Management is lacking, and there were way too many employees.
This was my first job, and I had a hard time trying to work here. When I was first hired they said I would get at least 10-20 hours a week, which never happened. The manager hired so many employees and picked favourites that only the favourites would get shifts. Often I was only scheduled for about 6-10 hours a month and left struggling to pick up others shifts to get more hours. Because of the lack of hours I was often frustrated at work because there was a lot of things I never learned to do from lack of training, and the assistant managers would get very snarky and rude if I asked them for help.
Because I wasn’t one of the favourites, I was often outcasted at work and felt like the managers were trying to pick on me while doing a shift. Often they would text me and ask that I come into work only two hours before the shift started, which made it impossible to predict when I’d be working. Sometimes I’d be forced to say no because there was no way I could get there on time, which lead to the assistant managers to give me dirty looks on my next shift.
The lack of management was ridiculous. Our general manager was hardly every working, and the assistant managers were very cliquish and gossiped way to much. Often they would be in the back eating and talking about other staff members, and when any employee they didn’t like would ask for help, they would purposefully take copious amounts of time to respond or solve the issue. Management would often treat me like a kid because
ProsA few kind employees
ConsPoor management, little to no hours, too many employees, poor scheduling, weird break times.
Questions And Answers about Gap
What is the best part of working at Gap?
Asked Nov 26, 2019
Answered Jun 30, 2022
Great team dynamics!
Answered Jun 29, 2022
How are the working hours at Gap?
Asked Feb 25, 2016
If you sell credit cards you get lots if hours if your no good to them then you barely get hours. Shifts can be as small as 3 hours. 3 hours is 30 dollars. Managers have preferences and will push you to limit to achieve credit card goal.
Answered Nov 1, 2020
(Gap Factory) the shifts are 4.5 hours long to avoid requiring a lunch break. You tend to get anywhere from 2-5 shifts a week depending in sales goals (aka how many people they expect to need,) the amount of current employees, and your availability. In January - March don't expect much. Sales drop for all retail companies, so there are no hours. Best times are around holidays.
Answered Nov 12, 2019
What questions did they ask during your interview at Gap?
Asked Feb 25, 2016
If we had more that we needed you to finish in that day would you be able to work a longer shift?
Answered Aug 14, 2019

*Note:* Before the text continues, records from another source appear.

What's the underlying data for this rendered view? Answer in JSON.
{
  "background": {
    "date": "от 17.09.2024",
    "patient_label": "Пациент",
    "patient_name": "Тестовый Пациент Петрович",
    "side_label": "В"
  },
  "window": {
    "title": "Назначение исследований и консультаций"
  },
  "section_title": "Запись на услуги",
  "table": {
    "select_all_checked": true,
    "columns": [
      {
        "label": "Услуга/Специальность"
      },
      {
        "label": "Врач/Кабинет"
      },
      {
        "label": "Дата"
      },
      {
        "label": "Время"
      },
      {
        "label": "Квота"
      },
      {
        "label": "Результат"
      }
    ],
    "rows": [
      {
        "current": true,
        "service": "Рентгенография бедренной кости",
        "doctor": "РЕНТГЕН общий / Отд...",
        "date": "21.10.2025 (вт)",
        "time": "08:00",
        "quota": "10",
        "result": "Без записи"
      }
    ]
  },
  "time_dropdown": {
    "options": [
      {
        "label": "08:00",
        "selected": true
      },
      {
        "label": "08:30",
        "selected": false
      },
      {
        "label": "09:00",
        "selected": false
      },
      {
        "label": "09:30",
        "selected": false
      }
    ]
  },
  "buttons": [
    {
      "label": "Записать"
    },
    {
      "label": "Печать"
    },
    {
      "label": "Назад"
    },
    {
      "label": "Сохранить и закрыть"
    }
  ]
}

What is your availability? What is one word your friends would use to describe you? Who is one person you respect the most? Tell me a time when you had the best customer service? What is the biggest mistake you’ve ever made and what did you learn from it? When meeting a new group of friends how do you get to know them?
Answered Aug 14, 2019

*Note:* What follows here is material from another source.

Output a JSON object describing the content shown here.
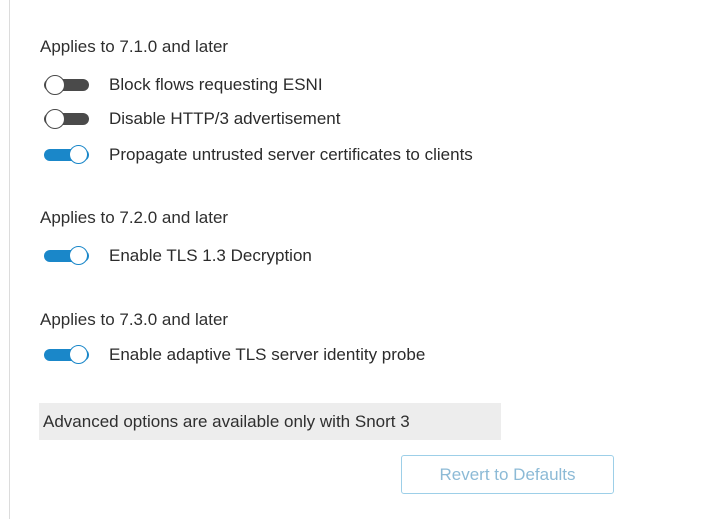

If you were in charge, what would you do to make Gap a better place to work?
Asked Aug 7, 2017
Pay more and not push employee to extreme and treat with respect.
Answered Nov 1, 2020

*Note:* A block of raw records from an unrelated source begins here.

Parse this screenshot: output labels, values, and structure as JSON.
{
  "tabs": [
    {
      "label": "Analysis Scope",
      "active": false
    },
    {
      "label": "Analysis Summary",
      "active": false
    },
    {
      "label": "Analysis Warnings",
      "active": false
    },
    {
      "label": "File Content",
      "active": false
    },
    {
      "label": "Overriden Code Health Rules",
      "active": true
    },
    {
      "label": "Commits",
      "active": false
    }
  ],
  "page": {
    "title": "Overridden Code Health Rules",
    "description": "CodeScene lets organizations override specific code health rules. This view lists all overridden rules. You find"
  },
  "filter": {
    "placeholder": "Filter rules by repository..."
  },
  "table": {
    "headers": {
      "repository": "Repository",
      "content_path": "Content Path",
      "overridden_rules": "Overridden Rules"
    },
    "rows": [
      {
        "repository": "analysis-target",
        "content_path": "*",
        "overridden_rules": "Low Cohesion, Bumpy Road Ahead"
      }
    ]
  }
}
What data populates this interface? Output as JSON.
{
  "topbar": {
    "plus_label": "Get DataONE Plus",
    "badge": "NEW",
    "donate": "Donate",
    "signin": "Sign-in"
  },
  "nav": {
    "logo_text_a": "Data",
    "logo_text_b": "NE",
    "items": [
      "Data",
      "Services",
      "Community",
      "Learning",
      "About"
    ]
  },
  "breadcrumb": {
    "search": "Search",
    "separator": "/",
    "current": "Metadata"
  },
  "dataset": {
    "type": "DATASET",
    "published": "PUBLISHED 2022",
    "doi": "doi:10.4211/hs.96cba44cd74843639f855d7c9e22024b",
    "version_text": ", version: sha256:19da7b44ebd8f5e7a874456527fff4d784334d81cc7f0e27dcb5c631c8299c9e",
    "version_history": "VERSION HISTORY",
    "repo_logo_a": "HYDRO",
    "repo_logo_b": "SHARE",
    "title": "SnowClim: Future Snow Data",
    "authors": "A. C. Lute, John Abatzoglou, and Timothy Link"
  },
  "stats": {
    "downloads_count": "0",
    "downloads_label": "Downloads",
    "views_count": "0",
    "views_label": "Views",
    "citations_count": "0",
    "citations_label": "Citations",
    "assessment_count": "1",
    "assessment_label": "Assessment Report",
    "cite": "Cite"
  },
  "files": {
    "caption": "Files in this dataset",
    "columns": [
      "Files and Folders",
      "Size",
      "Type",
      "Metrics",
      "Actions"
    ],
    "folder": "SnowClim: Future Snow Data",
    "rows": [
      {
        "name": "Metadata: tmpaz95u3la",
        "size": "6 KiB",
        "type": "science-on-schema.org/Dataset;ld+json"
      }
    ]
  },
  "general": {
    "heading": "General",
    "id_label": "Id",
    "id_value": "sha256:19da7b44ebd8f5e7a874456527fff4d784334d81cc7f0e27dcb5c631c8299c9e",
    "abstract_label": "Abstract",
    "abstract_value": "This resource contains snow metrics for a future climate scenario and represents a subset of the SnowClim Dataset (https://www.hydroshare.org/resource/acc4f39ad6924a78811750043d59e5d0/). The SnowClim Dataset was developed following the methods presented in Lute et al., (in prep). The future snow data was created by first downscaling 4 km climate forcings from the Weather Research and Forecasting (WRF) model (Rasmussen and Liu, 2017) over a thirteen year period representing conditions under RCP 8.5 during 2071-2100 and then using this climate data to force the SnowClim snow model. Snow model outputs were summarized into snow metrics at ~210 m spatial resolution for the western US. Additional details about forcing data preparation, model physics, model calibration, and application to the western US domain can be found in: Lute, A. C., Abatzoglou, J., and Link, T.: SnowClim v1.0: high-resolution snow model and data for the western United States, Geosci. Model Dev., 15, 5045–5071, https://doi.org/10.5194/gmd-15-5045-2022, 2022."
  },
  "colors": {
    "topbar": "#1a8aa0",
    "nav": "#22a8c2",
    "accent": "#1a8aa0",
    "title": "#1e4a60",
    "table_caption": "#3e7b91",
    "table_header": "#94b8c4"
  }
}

Policy should be enforced, systems should be updated rather then completely remodeled into another more complicated system. Proper training for new hires. Recognition and promotion.
Answered Sep 21, 2018
How often do raises occur at Gap?
Asked Mar 23, 2017
Supposably once a year, but I think it's a small raise like 20 cents. Otherwise the only way you get a raise is annually when minimum wage goes up, or if you talk about leaving the company and the store manager finds you too valuable to lose.